To do: Your copy should match the entries below exactly, apart from the images.

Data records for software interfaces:

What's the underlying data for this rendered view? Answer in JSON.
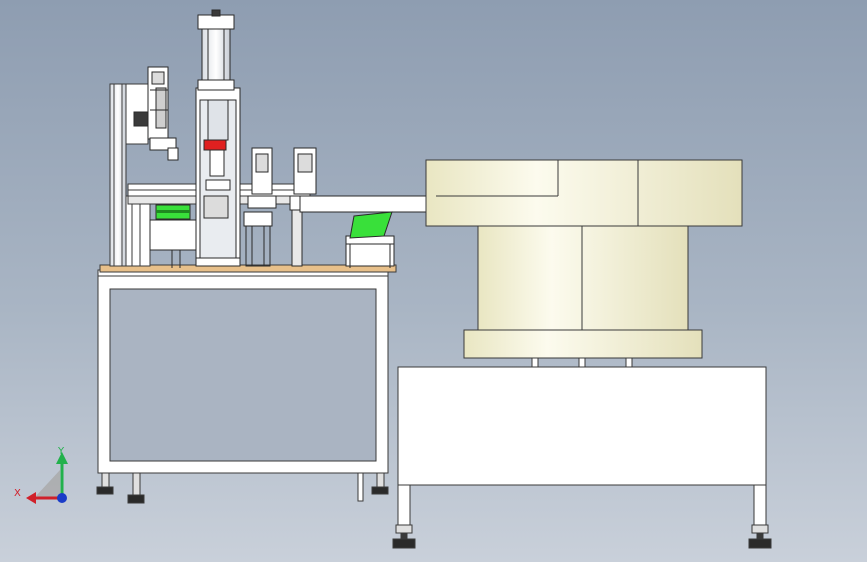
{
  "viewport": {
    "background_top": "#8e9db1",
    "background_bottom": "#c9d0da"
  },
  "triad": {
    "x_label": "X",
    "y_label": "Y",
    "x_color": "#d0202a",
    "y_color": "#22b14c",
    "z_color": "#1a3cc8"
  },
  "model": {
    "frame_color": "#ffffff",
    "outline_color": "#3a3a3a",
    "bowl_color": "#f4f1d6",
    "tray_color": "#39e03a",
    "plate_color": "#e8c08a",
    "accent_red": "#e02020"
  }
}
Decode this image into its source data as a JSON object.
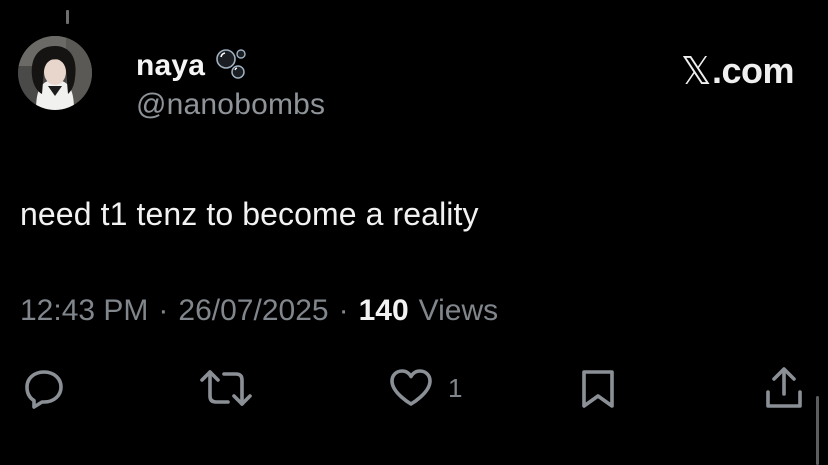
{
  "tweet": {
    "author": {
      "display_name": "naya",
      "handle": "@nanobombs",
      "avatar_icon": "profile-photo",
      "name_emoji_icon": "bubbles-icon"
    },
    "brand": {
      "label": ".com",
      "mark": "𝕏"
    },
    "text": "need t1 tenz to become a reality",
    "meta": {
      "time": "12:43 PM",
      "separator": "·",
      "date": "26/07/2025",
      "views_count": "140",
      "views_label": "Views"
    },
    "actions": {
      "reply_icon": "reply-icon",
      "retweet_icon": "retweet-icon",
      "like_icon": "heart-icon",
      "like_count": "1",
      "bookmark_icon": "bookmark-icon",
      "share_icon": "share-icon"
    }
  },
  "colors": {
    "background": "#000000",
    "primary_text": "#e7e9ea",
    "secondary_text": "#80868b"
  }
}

Answer for this exercise:
What's the underlying data for this rendered view? Answer in JSON.
{
  "viewport": {
    "background_top": "#8e9db1",
    "background_bottom": "#c9d0da"
  },
  "triad": {
    "x_label": "X",
    "y_label": "Y",
    "x_color": "#d0202a",
    "y_color": "#22b14c",
    "z_color": "#1a3cc8"
  },
  "model": {
    "frame_color": "#ffffff",
    "outline_color": "#3a3a3a",
    "bowl_color": "#f4f1d6",
    "tray_color": "#39e03a",
    "plate_color": "#e8c08a",
    "accent_red": "#e02020"
  }
}
Decode this image into its source data as a JSON object.
{
  "tweet": {
    "author": {
      "display_name": "naya",
      "handle": "@nanobombs",
      "avatar_icon": "profile-photo",
      "name_emoji_icon": "bubbles-icon"
    },
    "brand": {
      "label": ".com",
      "mark": "𝕏"
    },
    "text": "need t1 tenz to become a reality",
    "meta": {
      "time": "12:43 PM",
      "separator": "·",
      "date": "26/07/2025",
      "views_count": "140",
      "views_label": "Views"
    },
    "actions": {
      "reply_icon": "reply-icon",
      "retweet_icon": "retweet-icon",
      "like_icon": "heart-icon",
      "like_count": "1",
      "bookmark_icon": "bookmark-icon",
      "share_icon": "share-icon"
    }
  },
  "colors": {
    "background": "#000000",
    "primary_text": "#e7e9ea",
    "secondary_text": "#80868b"
  }
}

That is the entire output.